Our Body’s “Fight or Flight” Response
Fear triggers our brain to produce chemicals that make it more difficult for us to relax. In fact, mere emotions and thoughts (both conscious and unconscious) can trigger this chemical reaction placing us in the “fight or flight” response. When the body goes into this mode, it is an evolutionary protective response, as if there was a dangerous lion nearby. This “fight or flight” response causes muscle spasm (to give you strength to fight or run away), increased heart rate, dilated pupils, shallow breathing and other autonomic nervous system responses, such as dry mouth, slower immune response and inhibited digestion. The brain then seeks more feedback from the body to know more about what’s happening, increasing the sensitivity in the nervous system. Our brain “turns the volume up” on our nervous system. Regretfully, this means that our physical sensations increase and consequently we feel more pain. In other words, when it comes to pain, the more we fear it, the more we feel it.
Emotions & Pain

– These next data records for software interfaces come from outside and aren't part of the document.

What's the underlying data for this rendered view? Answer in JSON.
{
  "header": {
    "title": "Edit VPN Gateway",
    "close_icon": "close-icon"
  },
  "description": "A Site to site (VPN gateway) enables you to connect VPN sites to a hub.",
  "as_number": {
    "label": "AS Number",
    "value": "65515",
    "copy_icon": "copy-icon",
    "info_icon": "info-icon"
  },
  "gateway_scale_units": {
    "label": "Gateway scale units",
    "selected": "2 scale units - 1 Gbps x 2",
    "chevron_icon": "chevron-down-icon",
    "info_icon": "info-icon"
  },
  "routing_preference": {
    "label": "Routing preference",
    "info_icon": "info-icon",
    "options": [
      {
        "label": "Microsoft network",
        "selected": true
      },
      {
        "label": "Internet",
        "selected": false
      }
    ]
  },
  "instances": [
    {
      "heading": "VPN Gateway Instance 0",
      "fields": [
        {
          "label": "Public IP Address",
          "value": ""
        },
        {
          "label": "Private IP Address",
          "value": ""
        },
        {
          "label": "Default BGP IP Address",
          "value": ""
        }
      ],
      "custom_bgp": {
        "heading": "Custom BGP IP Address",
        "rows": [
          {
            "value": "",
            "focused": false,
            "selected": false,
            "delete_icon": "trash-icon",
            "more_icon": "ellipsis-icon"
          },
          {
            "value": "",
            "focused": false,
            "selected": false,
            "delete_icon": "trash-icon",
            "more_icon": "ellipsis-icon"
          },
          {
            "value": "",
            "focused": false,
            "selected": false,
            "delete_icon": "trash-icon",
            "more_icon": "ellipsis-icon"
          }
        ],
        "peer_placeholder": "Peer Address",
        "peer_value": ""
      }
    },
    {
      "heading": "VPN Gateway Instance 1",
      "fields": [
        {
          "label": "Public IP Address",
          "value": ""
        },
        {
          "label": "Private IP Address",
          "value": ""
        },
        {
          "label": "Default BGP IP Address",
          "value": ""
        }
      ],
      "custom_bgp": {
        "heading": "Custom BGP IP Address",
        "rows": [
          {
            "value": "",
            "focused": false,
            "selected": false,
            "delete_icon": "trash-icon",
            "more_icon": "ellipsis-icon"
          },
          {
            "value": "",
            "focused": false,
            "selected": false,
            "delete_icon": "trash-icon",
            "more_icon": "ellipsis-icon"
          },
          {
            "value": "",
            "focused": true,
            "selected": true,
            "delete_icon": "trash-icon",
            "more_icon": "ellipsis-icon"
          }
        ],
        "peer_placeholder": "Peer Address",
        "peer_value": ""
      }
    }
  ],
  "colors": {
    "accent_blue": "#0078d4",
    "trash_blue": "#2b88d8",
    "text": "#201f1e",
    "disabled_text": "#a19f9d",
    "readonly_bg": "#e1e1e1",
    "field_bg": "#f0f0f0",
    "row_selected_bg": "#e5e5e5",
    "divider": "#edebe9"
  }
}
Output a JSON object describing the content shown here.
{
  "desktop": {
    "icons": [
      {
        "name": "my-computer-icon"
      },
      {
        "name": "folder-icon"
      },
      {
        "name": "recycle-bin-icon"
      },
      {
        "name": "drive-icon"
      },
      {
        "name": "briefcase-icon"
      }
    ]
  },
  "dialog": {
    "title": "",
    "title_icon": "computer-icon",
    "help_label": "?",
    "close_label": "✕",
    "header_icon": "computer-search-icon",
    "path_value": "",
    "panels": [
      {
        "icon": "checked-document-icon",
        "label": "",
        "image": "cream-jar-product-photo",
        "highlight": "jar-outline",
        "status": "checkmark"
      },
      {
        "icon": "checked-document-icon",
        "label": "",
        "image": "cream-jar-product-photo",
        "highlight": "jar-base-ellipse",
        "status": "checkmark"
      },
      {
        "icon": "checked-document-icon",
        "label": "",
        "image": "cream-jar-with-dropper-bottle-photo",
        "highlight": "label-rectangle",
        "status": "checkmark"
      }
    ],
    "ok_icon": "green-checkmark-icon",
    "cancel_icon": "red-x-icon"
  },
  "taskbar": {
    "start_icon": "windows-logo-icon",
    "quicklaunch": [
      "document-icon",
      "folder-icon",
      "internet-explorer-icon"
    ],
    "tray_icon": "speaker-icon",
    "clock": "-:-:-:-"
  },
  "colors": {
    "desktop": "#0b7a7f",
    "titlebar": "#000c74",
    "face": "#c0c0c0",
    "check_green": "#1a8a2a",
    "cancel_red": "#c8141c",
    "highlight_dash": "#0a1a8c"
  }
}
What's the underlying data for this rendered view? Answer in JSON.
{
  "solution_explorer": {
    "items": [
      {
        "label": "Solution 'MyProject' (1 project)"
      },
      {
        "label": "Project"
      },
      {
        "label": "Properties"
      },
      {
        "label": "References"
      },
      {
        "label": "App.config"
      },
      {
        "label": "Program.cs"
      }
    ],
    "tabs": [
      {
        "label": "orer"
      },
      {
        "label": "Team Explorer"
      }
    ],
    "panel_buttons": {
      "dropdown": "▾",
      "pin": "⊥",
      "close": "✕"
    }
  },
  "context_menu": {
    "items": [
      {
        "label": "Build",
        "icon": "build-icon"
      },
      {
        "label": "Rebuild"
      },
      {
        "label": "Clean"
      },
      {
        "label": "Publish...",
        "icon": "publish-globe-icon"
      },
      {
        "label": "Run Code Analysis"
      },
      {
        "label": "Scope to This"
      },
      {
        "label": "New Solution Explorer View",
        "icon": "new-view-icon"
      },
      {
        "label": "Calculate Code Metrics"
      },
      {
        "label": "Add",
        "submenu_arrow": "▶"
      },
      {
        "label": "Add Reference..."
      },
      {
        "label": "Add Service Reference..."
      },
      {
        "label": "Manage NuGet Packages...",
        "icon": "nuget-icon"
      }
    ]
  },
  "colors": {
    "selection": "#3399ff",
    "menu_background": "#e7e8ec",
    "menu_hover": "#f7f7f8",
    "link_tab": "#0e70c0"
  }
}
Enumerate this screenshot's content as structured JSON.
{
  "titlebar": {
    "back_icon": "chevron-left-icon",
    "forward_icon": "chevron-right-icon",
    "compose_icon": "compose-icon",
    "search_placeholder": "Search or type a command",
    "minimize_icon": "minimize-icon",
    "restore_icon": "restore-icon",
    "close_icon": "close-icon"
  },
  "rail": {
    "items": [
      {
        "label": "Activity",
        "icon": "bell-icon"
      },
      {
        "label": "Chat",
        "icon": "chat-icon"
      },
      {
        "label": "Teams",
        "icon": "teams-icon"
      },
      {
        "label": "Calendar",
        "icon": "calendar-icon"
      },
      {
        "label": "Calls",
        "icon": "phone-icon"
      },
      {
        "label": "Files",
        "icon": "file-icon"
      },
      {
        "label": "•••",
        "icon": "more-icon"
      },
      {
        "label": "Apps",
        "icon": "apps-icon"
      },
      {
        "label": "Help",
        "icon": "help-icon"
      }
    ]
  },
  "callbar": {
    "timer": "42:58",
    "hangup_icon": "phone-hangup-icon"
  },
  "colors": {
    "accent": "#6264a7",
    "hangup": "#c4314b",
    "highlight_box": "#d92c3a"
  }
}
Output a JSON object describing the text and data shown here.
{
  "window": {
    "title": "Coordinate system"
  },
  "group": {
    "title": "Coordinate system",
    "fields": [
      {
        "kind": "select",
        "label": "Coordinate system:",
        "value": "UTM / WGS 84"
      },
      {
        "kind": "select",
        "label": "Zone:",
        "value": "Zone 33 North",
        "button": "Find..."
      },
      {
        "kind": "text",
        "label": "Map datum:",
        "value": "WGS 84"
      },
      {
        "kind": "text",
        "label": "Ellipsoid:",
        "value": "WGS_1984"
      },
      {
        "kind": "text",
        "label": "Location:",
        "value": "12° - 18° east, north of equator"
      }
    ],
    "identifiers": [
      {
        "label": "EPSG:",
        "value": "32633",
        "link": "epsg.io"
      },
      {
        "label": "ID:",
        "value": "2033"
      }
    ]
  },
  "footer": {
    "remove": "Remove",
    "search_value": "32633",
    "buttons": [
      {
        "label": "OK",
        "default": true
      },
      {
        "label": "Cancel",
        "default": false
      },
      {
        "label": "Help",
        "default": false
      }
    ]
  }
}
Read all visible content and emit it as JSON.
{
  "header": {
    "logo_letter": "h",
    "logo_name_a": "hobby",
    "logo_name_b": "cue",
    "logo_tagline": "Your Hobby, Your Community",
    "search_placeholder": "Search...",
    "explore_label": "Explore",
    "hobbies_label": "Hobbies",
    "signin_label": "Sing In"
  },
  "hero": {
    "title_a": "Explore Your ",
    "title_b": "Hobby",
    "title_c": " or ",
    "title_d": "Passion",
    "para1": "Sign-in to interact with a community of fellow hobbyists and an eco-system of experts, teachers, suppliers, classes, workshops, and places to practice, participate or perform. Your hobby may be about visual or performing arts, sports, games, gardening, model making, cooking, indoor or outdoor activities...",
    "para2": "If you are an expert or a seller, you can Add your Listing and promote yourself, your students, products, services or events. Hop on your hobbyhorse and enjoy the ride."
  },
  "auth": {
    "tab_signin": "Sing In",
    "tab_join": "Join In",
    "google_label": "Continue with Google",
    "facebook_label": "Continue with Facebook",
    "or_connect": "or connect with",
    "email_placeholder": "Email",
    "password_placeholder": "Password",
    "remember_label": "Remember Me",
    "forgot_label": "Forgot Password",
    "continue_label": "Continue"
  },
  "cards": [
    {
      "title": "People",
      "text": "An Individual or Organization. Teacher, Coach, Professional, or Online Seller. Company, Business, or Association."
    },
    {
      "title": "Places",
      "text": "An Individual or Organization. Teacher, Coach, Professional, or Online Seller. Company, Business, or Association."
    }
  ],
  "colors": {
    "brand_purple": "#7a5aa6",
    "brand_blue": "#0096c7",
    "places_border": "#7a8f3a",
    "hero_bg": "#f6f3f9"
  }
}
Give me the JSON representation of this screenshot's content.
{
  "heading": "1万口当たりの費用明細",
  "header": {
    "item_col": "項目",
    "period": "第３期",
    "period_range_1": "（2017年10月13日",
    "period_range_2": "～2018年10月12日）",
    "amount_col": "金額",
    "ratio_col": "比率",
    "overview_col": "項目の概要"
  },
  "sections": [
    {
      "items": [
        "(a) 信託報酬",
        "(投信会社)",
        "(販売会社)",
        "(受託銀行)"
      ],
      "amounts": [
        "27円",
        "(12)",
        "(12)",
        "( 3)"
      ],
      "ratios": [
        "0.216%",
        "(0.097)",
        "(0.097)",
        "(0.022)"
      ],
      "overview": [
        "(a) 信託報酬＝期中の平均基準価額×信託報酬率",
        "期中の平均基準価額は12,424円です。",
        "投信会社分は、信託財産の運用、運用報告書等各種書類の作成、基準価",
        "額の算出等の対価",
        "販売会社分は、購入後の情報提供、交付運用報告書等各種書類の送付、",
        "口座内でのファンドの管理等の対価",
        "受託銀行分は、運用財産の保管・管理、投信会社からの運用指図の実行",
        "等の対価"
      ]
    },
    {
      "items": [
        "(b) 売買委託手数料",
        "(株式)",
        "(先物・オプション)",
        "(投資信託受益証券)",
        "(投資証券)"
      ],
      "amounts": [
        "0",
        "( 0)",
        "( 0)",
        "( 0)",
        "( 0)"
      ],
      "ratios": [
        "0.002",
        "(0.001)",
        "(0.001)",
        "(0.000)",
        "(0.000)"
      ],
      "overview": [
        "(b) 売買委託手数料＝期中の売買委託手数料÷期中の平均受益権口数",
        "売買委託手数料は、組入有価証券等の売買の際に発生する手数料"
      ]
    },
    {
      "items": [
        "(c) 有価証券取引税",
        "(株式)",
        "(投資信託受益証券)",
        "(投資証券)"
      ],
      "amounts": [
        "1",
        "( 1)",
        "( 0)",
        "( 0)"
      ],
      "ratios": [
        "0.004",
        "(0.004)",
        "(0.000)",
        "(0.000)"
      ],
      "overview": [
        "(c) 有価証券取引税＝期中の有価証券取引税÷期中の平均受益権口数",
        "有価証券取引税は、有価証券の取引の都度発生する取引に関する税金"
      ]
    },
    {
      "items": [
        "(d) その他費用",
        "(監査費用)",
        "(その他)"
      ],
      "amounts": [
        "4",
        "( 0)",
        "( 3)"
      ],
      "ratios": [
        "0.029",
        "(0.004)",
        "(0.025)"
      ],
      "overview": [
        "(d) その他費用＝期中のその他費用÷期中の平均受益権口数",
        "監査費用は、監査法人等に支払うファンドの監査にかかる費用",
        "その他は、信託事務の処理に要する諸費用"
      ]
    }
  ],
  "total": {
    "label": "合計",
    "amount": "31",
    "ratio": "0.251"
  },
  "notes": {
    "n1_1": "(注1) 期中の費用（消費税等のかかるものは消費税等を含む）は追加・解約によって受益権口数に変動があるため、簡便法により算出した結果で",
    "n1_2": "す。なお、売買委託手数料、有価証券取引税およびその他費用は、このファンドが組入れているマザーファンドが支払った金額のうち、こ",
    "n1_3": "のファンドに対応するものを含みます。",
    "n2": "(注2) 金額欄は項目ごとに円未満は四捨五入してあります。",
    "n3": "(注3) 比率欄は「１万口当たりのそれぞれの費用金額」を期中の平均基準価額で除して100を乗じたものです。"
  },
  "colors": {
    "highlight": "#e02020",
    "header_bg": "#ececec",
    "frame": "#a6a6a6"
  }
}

Our emotions affect how we feel and interpret physical sensations. Our beliefs, emotions, and thoughts all affect how we feel pain. Research demonstrates that depression, anxiety, and guilt can all make it more difficult for us to cope with pain. Fear and worry can especially increase the amount of pain we feel. When we are afraid, stress or anxious, our muscles tense, the heart begins to race, and we may begin to tell ourselves things like, “I can’t relax, this really hurts, I can’t handle this.” Then, the next thing you know, we can’t relax and every sensation actually does become more painful. A positive, less fearful emotional state, such as being confident and relaxed, can help coping with pain easier. We will teach you techniques to help your brain and nervous system respond to your beliefs, emotions, and thoughts in a way that can help decrease anxiety, stress, and pain.